Last updated on January 25, 2024
This is the official timetable of key dates for the 2013 Federal Election.
The dates show the election is being conducted within the minimum timeframe whereby polling day must be no less than 33 days from the issue of the writ. As has been the practice in recent years, the writ will be issued within 24 hours of the election announcement.
|2013 Federal Election Timetable
|The Prime Minister visits the Governor-General and advises a dissolution of the House of Representatives. The Governor-General is entitled to dissolve the House under Section 28 of the Constitution.
Following vice-regal approval, the Prime Minister announces the election date to the public. Rudd did this via an email to ALP members and supporters within 10 minutes of leaving Government House.
|On this day the current 43rd Parliament is prorogued, a legal act which has the effect of terminating all business before the House. A minute later the House is dissolved. Both these ceremonial acts are delegated to the Governor-General’s Official Secretary. A notice of dissolution is placed on the parliamentary doors.
The writ is the official legal document that commands the Australian Electoral Commission to conduct the election in accordance with dates required by the Constitution and the Commonwealth Electoral Act. The writ must be issued within 10 days of the dissolution or expiration of the House of Representatives.
At the same time as the Governor-General issues the writ for the House of Representatives, State Governors are requested to issue writs for the half-Senate election in each state. Unlike the House, the Senate is not dissolved.
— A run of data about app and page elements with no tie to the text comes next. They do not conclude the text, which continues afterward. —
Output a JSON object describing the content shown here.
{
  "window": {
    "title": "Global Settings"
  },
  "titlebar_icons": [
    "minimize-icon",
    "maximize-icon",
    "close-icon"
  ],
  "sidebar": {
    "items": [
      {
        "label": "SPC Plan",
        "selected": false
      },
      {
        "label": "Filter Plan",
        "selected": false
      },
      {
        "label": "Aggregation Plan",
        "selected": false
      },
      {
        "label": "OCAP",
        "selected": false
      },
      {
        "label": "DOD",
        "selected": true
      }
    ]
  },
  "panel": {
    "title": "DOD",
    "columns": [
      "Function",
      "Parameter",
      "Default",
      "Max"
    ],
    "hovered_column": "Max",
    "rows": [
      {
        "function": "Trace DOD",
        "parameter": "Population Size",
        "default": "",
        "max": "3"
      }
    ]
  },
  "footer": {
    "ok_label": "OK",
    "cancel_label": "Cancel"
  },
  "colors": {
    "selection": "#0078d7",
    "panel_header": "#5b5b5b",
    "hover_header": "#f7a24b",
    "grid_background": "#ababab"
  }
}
|The electoral rolls close seven days after the issue of the writ, in accordance with Section 155 of the Commonwealth Electoral Act.
Voters have one week after the issue of the election writ to ensure that they are correctly enrolled.
New voters can enrol in this time and people who have changed residence can also notify the Australian Electoral Commission of their new address.
|Nominations for the election must close between 10 and 27 days after the issue of the writ, in accordance with Section 156 of the Commonwealth Electoral Act. People intending to stand as a candidate at the elections have until this date to submit their nomination forms.
Bulk nominations from political parties are submitted at an earlier time.
|Nominations must be publicly declared 24 hours after nominations close, in accordance with Section 176 of the Electoral Act.
At each of the 150 divisional offices of the Australian Electoral Commission, the nominations will be declared and the order of names on the ballot paper will be determined by a blind-folded ballot.
|Polling day must be between 23 and 31 days after the close of nominations, in accordance with Section 157 of the Electoral Act.
Pre-poll voting takes place at Electoral Commission offices prior to this date. Mobile polling booths also visit hospitals, nursing homes, prisons and remote locations in order to make voting easier for people who may experience difficulty.
|The writs must be returned within 100 days of their issue, in accordance with Section 159 of the Electoral Act. This timeframe allows divisional returning officers sufficient time to count all votes and, if necessary, conduct recounts
|Section 5 of the Constitution requires the new House to meet within 30 days of the return of the writs.
In practice, the House is likely to meet in late October or early November.